The goal of the challenge is simple: The Flying Donkey should fly around Mount Kenya in under 24 hours, delivering and collecting 20 kilo payloads along the way, and first Flying Donkey to finish it, wins the prize. But what is the Flying Donkey in the first place? In the propositions of the challenge, it is defined as a ‘an unmanned cargo aircraft with a maximum takeoff weight of 60 kilograms (i.e. fixed wing, rotary or lighter than air aircraft)’.

Mount KEnya

Mount Kenya

Challenge itself is divided into four separate tracks to address the various issues and find the best solutions:

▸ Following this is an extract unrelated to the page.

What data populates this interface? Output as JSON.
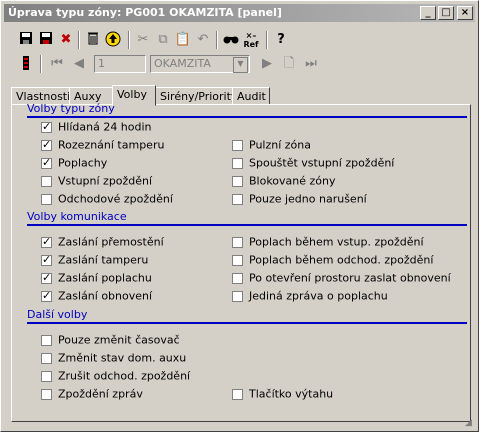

1. Technology (sense & avoid, GPS denied navigation, safety systems etc.)
2. Legal (regulation & certification, responsibility and liability etc.)

3. Logistics (ground handling, air operations, warehousing, operating costs)

4. Design (ground station, business plan competition, simulations etc.)

Starting in November 2014, number of events will be held in Africa in order to demonstrate progress in each track. Once all tracks have achieved their objectives, teams will be able to enter the Flying Donkey Challenge.

Organized by La Fondation Bundi and the Swiss National Centre of Competence for Research in Robotics (NCCR), supported by IBM research and Swiss World Cargo, The Flying Donkey Challenge is an exciting example of application of drones for the benefit of human kind.

Dronologista will keep an eager eye on this topic

More information: http://www.flyingdonkey.org/